Jordan’s Nov. 16 letter to Garland reminds Garland that “appeared surprised to learn about the National Security Division’s involvement in the task force,” and that Garland “avoided a direct answer to the question and offered no clarification or explanation for the National Security Division’s role in the task force.”

Also on Nov. 16, Jordan and U.S. Rep. Virginia Foxx (R-NC), the ranking member of the House Committee on Education and Labor, sent a letter to Biden Education Secretary Miguel Cardona. Jordan and Foxx’s letter requests all documents and communications between the Department of Education, its staff and that of the NSBA.

“Publicly available information shows that the Education Department interacted with the NSBA before the group urged President Biden to target concerned parents in local school board meetings,” wrote Jordan and Foxx. “The NSBA’s September 29 letter, signed by the group’s President Viola M. Garcia and Interim Executive Director and CEO Chip Slaven, noted that the group had been in discussions with the Biden White House and the Education Department.”

Following the backlash to Garland’s memorandum, the NSBA retracted its Sept. 29 letter and issued an apology to its members. The damage was done, however, with dozens of state chapters dropping their affiliation with the group, including North Carolina. It was also learned that the NSBA’s Garcia and its CEO Chip Slaven had sent the letter to the White House without the knowledge or approval of its members.

The letter to Cardona goes on to say that “NSBA President Garcia wrote that the NSBA had ‘been engaged with the White House and Department of Education . . . for several weeks now’ and that “On October 13, shortly after the NSBA’s letter and the Attorney General’s memorandum, you appointed Dr. Garcia to the National Assessment Governing Board.”

The position referred to by Jordan and Foxx is the board which oversees the Nation’s Report Card, commonly referred to by the acronym NAEP. Cardona announced the appointment on Oct. 13, just two weeks after the NSBA sent its letter to Biden.

Jordan and Foxx also requested “All documents and communications for the period January 20, 2021, to the present” pertaining to Garcia’s appointment.

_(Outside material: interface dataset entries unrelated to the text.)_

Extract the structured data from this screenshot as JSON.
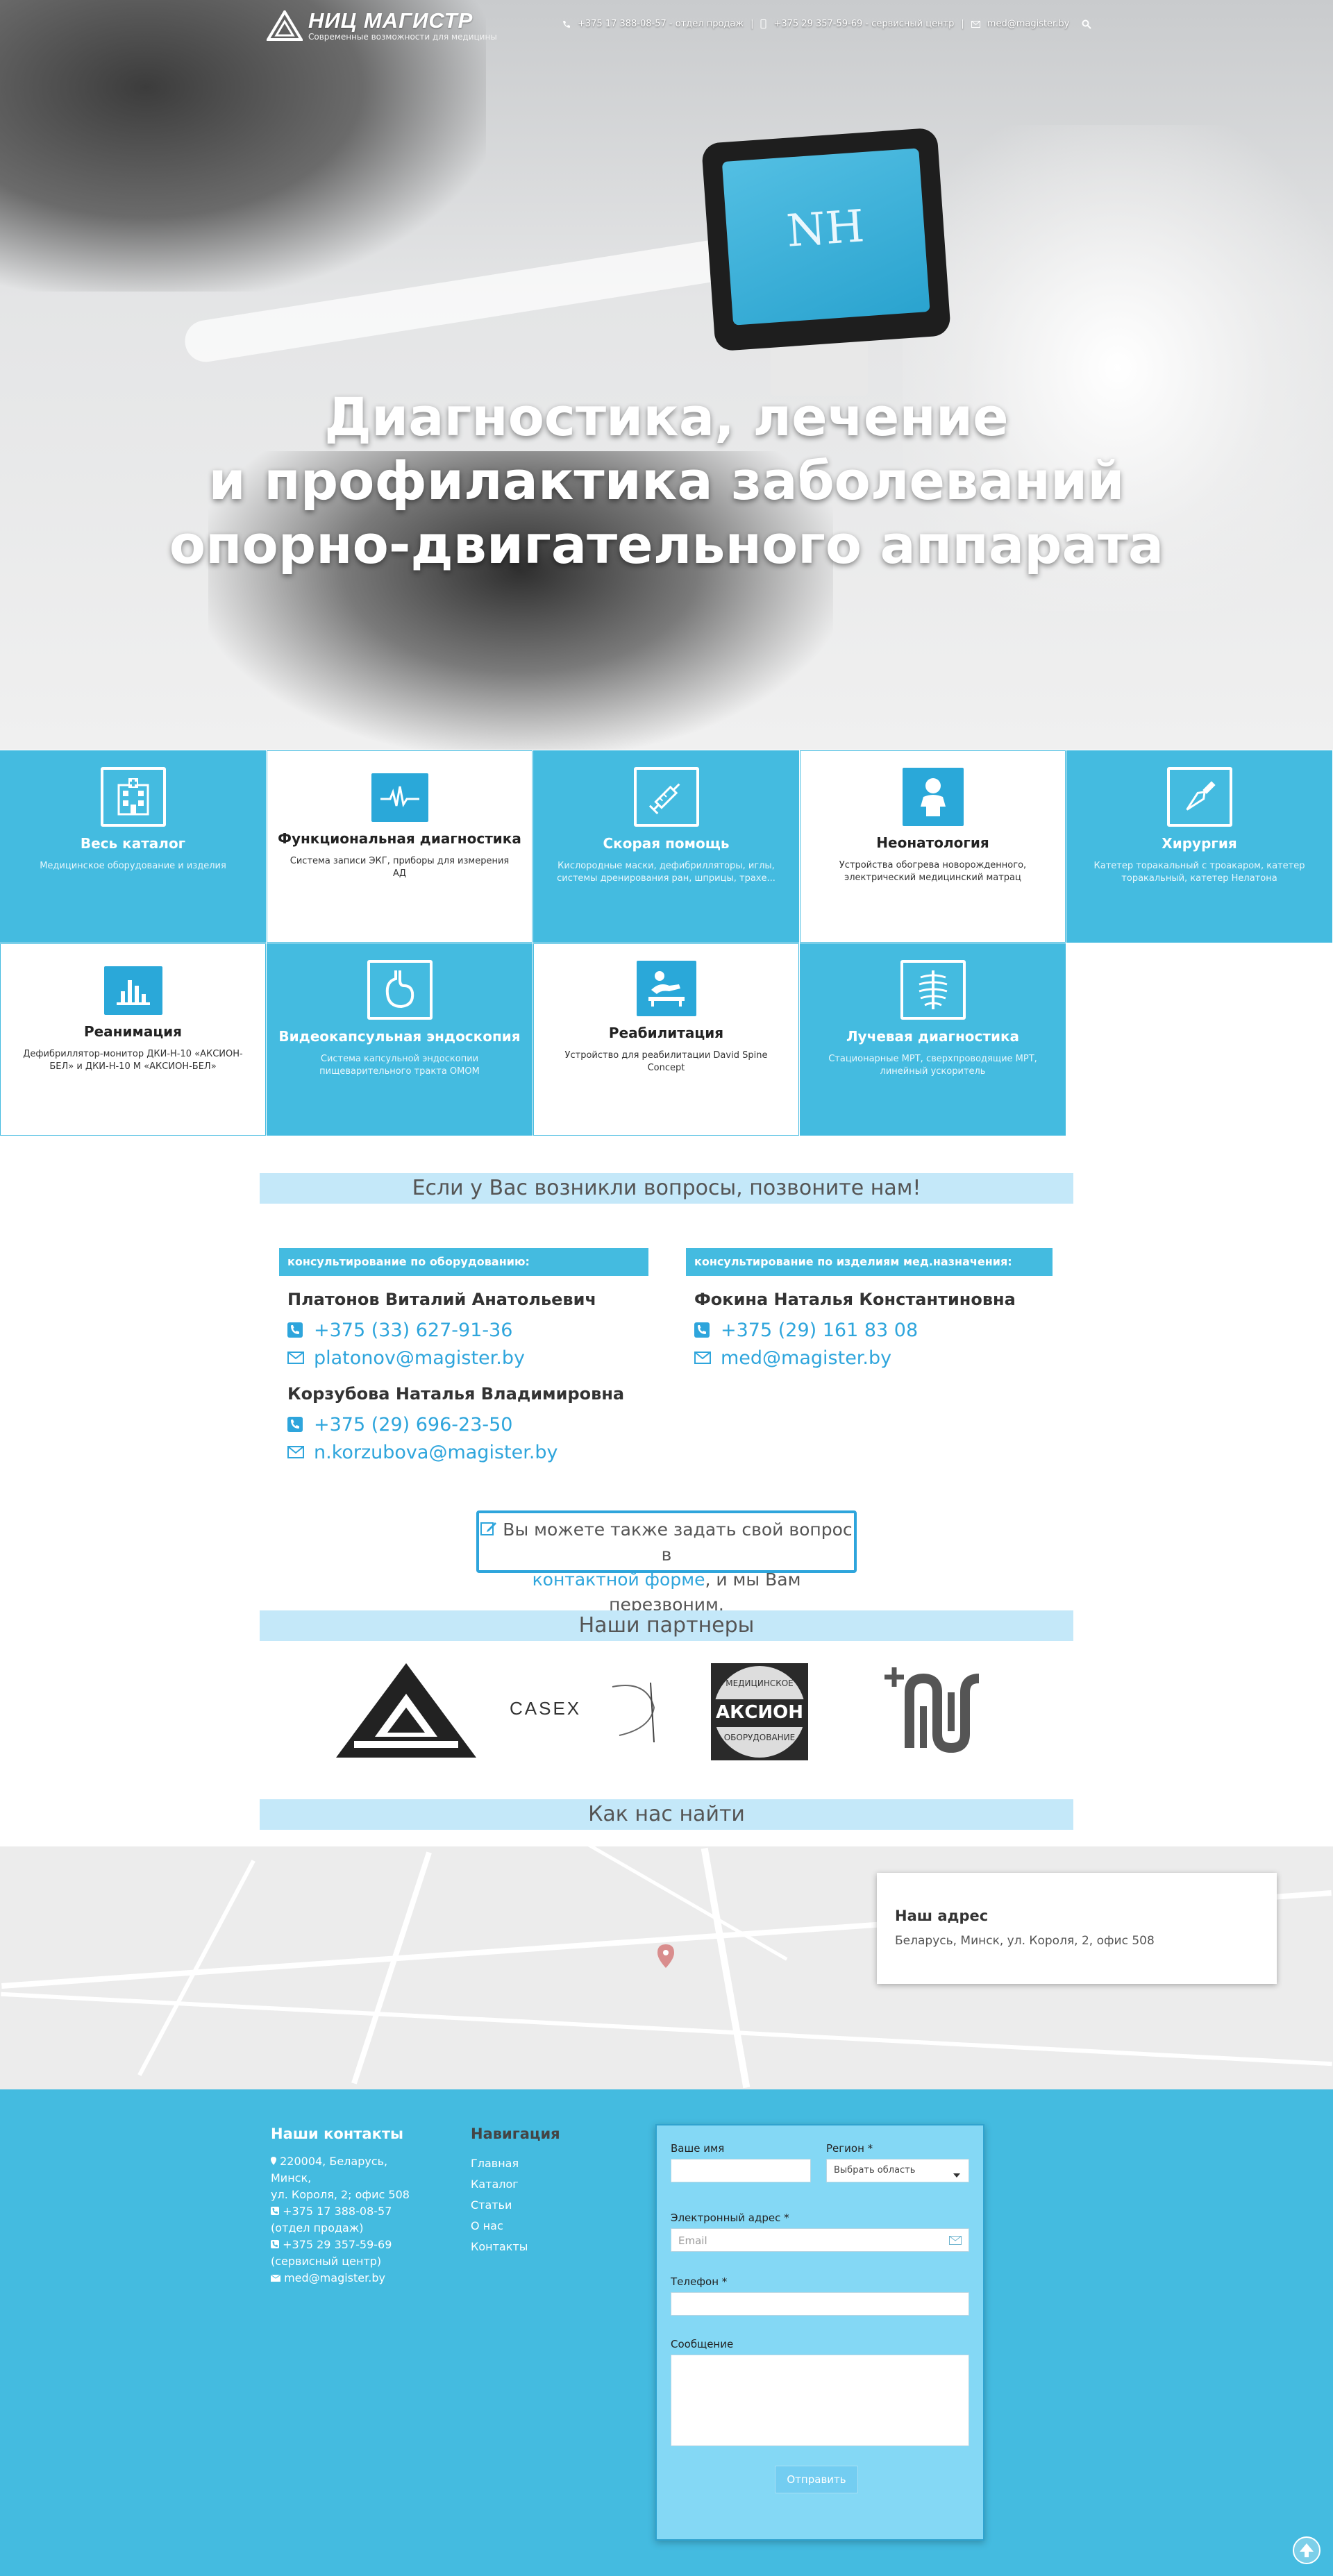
{
  "brand": {
    "name": "НИЦ МАГИСТР",
    "tagline": "Современные возможности для медицины"
  },
  "header": {
    "phone_sales": "+375 17 388-08-57 - отдел продаж",
    "phone_service": "+375 29 357-59-69 - сервисный центр",
    "email": "med@magister.by"
  },
  "hero": {
    "line1": "Диагностика, лечение",
    "line2": "и профилактика заболеваний",
    "line3": "опорно-двигательного аппарата",
    "screen_logo": "NH"
  },
  "categories": [
    {
      "title": "Весь каталог",
      "desc": "Медицинское оборудование и изделия",
      "icon": "hospital-icon",
      "style": "blue"
    },
    {
      "title": "Функциональная диагностика",
      "desc": "Система записи ЭКГ, приборы для измерения АД",
      "icon": "ecg-icon",
      "style": "white"
    },
    {
      "title": "Скорая помощь",
      "desc": "Кислородные маски, дефибрилляторы, иглы, системы дренирования ран, шприцы, трахе...",
      "icon": "syringe-icon",
      "style": "blue"
    },
    {
      "title": "Неонатология",
      "desc": "Устройства обогрева новорожденного, электрический медицинский матрац",
      "icon": "baby-icon",
      "style": "white"
    },
    {
      "title": "Хирургия",
      "desc": "Катетер торакальный с троакаром, катетер торакальный, катетер Нелатона",
      "icon": "scalpel-icon",
      "style": "blue"
    },
    {
      "title": "Реанимация",
      "desc": "Дефибриллятор-монитор ДКИ-Н-10 «АКСИОН-БЕЛ» и ДКИ-Н-10 М «АКСИОН-БЕЛ»",
      "icon": "monitor-icon",
      "style": "white"
    },
    {
      "title": "Видеокапсульная эндоскопия",
      "desc": "Система капсульной эндоскопии пищеварительного тракта OMOM",
      "icon": "stomach-icon",
      "style": "blue"
    },
    {
      "title": "Реабилитация",
      "desc": "Устройство для реабилитации David Spine Concept",
      "icon": "rehab-icon",
      "style": "white"
    },
    {
      "title": "Лучевая диагностика",
      "desc": "Стационарные МРТ, сверхпроводящие МРТ, линейный ускоритель",
      "icon": "xray-icon",
      "style": "blue"
    }
  ],
  "questions": {
    "title": "Если у Вас возникли вопросы, позвоните нам!",
    "left_head": "консультирование по оборудованию:",
    "right_head": "консультирование по изделиям мед.назначения:",
    "people": [
      {
        "name": "Платонов Виталий Анатольевич",
        "phone": "+375 (33) 627-91-36",
        "email": "platonov@magister.by"
      },
      {
        "name": "Корзубова Наталья Владимировна",
        "phone": "+375 (29) 696-23-50",
        "email": "n.korzubova@magister.by"
      },
      {
        "name": "Фокина Наталья Константиновна",
        "phone": "+375 (29) 161 83 08",
        "email": "med@magister.by"
      }
    ],
    "ask_pre": "Вы можете также задать свой вопрос в",
    "ask_link": "контактной форме",
    "ask_post": ", и мы Вам перезвоним."
  },
  "partners": {
    "title": "Наши партнеры",
    "casex": "CASEX",
    "akcion_top": "МЕДИЦИНСКОЕ",
    "akcion_name": "АКСИОН",
    "akcion_bottom": "ОБОРУДОВАНИЕ"
  },
  "find": {
    "title": "Как нас найти",
    "card_title": "Наш адрес",
    "card_address": "Беларусь, Минск, ул. Короля, 2, офис 508"
  },
  "footer": {
    "contacts_title": "Наши контакты",
    "address_1": "220004, Беларусь,",
    "address_2": "Минск,",
    "address_3": "ул. Короля, 2; офис 508",
    "phone1": "+375 17 388-08-57",
    "phone1_note": "(отдел продаж)",
    "phone2": "+375 29 357-59-69",
    "phone2_note": "(сервисный центр)",
    "email": "med@magister.by",
    "nav_title": "Навигация",
    "nav": [
      "Главная",
      "Каталог",
      "Статьи",
      "О нас",
      "Контакты"
    ]
  },
  "form": {
    "name_label": "Ваше имя",
    "region_label": "Регион *",
    "region_value": "Выбрать область",
    "email_label": "Электронный адрес *",
    "email_placeholder": "Email",
    "phone_label": "Телефон *",
    "message_label": "Сообщение",
    "submit": "Отправить"
  },
  "colors": {
    "accent": "#44bbe0",
    "link": "#2ea5dc",
    "section_bar": "#c4e8f9"
  }
}
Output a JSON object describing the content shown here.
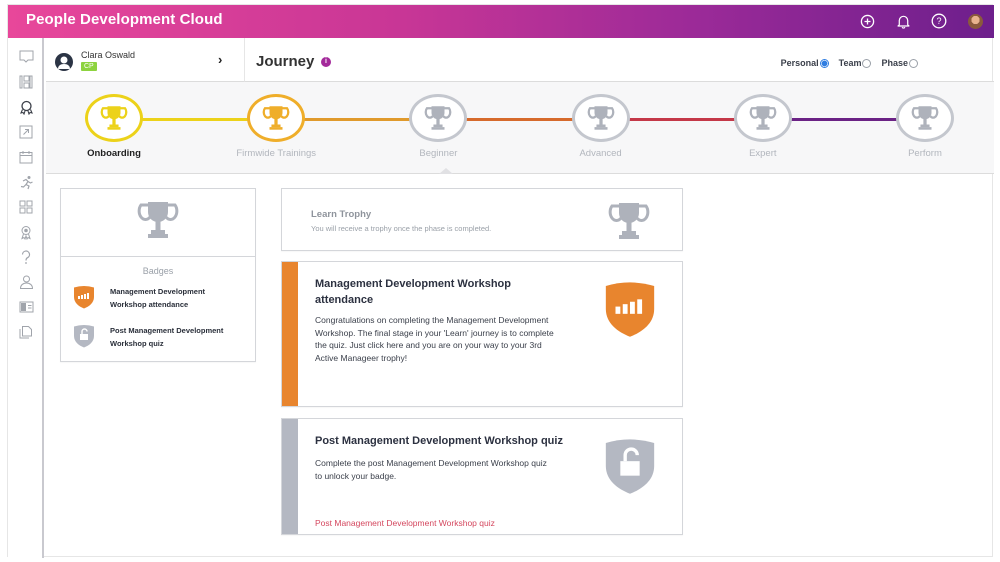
{
  "app": {
    "title": "People Development Cloud",
    "gradient": [
      "#e8479a",
      "#6d1f8c"
    ],
    "top_icons": [
      "plus-circle-icon",
      "bell-icon",
      "help-icon",
      "user-avatar-icon"
    ]
  },
  "sidebar": {
    "items": [
      {
        "name": "chat-icon"
      },
      {
        "name": "layout-icon"
      },
      {
        "name": "award-icon",
        "active": true
      },
      {
        "name": "external-link-icon"
      },
      {
        "name": "calendar-icon"
      },
      {
        "name": "runner-icon"
      },
      {
        "name": "grid-icon"
      },
      {
        "name": "badge-ribbon-icon"
      },
      {
        "name": "question-icon"
      },
      {
        "name": "person-icon"
      },
      {
        "name": "id-card-icon"
      },
      {
        "name": "copy-icon"
      }
    ]
  },
  "user": {
    "name": "Clara Oswald",
    "badge": "CP",
    "badge_color": "#8dd33f"
  },
  "header": {
    "title": "Journey",
    "info": "i",
    "view_options": [
      {
        "label": "Personal",
        "selected": true
      },
      {
        "label": "Team",
        "selected": false
      },
      {
        "label": "Phase",
        "selected": false
      }
    ]
  },
  "journey": {
    "steps": [
      {
        "label": "Onboarding",
        "status": "active",
        "color": "#ecd21a"
      },
      {
        "label": "Firmwide Trainings",
        "status": "completed",
        "color": "#efae2a"
      },
      {
        "label": "Beginner",
        "status": "locked",
        "color": "#c4c7ce"
      },
      {
        "label": "Advanced",
        "status": "locked",
        "color": "#c4c7ce"
      },
      {
        "label": "Expert",
        "status": "locked",
        "color": "#c4c7ce"
      },
      {
        "label": "Perform",
        "status": "locked",
        "color": "#c4c7ce"
      }
    ],
    "connector_colors": [
      "#ecd21a",
      "#e09a2c",
      "#d66a2c",
      "#c43848",
      "#6b2285"
    ]
  },
  "summary": {
    "badges_title": "Badges",
    "badges": [
      {
        "label": "Management Development Workshop attendance",
        "status": "earned",
        "color": "#e8852e"
      },
      {
        "label": "Post Management Development Workshop quiz",
        "status": "locked",
        "color": "#b4b8c2"
      }
    ]
  },
  "learn_trophy": {
    "title": "Learn Trophy",
    "subtitle": "You will receive a trophy once the phase is completed."
  },
  "tasks": [
    {
      "title": "Management Development Workshop attendance",
      "body": "Congratulations on completing the Management Development Workshop. The final stage in your 'Learn' journey is to complete the quiz. Just click here and you are on your way to your 3rd Active Manageer trophy!",
      "stripe_color": "#e8852e",
      "badge": "signal-bars-shield-icon"
    },
    {
      "title": "Post Management Development Workshop quiz",
      "body": "Complete the post Management Development Workshop quiz to unlock your badge.",
      "link": "Post Management Development Workshop quiz",
      "stripe_color": "#b4b8c2",
      "badge": "unlocked-padlock-shield-icon"
    }
  ]
}
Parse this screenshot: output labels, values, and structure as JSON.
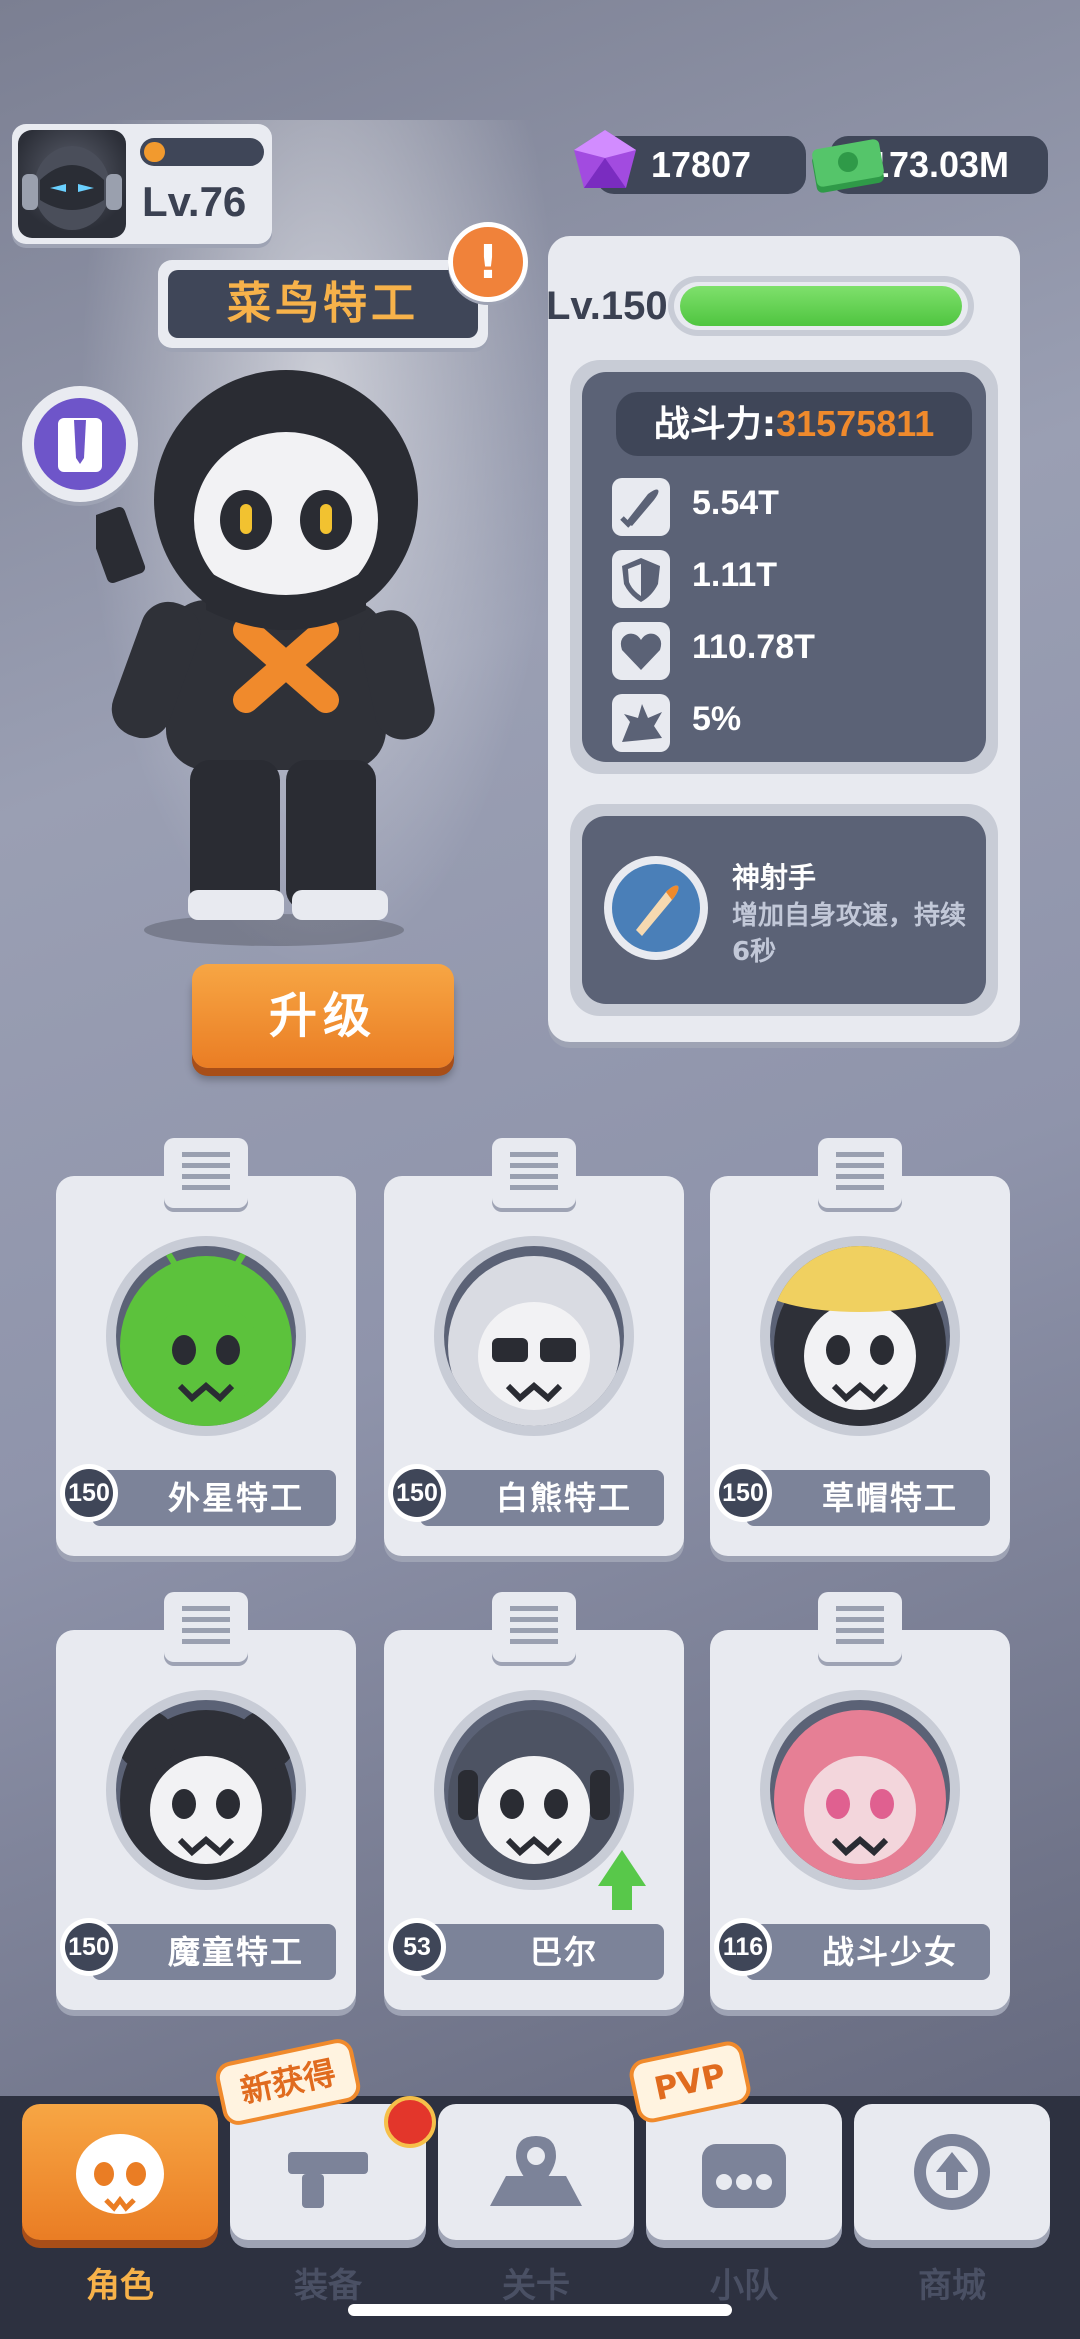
{
  "player": {
    "level": "Lv.76",
    "xp_fraction": 0.18
  },
  "currency": {
    "gems": "17807",
    "cash": "173.03M"
  },
  "hero": {
    "name": "菜鸟特工",
    "alert": "!",
    "upgrade_label": "升级",
    "level": "Lv.150",
    "hp_fraction": 1.0,
    "power_label": "战斗力:",
    "power_value": "31575811",
    "stats": [
      {
        "icon": "bullet-icon",
        "value": "5.54T"
      },
      {
        "icon": "shield-icon",
        "value": "1.11T"
      },
      {
        "icon": "heart-icon",
        "value": "110.78T"
      },
      {
        "icon": "crit-burst-icon",
        "value": "5%"
      }
    ],
    "skill": {
      "name": "神射手",
      "description": "增加自身攻速，持续6秒"
    }
  },
  "characters": [
    {
      "level": "150",
      "name": "外星特工",
      "color": "#5cc23c"
    },
    {
      "level": "150",
      "name": "白熊特工",
      "color": "#d9dbe2"
    },
    {
      "level": "150",
      "name": "草帽特工",
      "color": "#2e3038"
    },
    {
      "level": "150",
      "name": "魔童特工",
      "color": "#2e3038"
    },
    {
      "level": "53",
      "name": "巴尔",
      "color": "#4d5363"
    },
    {
      "level": "116",
      "name": "战斗少女",
      "color": "#e67f95"
    }
  ],
  "nav": {
    "items": [
      {
        "label": "角色",
        "active": true
      },
      {
        "label": "装备",
        "tag": "新获得"
      },
      {
        "label": "关卡"
      },
      {
        "label": "小队",
        "tag": "PVP"
      },
      {
        "label": "商城"
      }
    ]
  },
  "colors": {
    "accent": "#f08a2c",
    "panel": "#e8eaf0",
    "dark": "#3f4658",
    "hp": "#4fc540"
  }
}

About A.P. Dillon 1337 Articles
A.P. Dillon is a North State Journal reporter located near Raleigh, North Carolina. Find her on Twitter: @APDillon_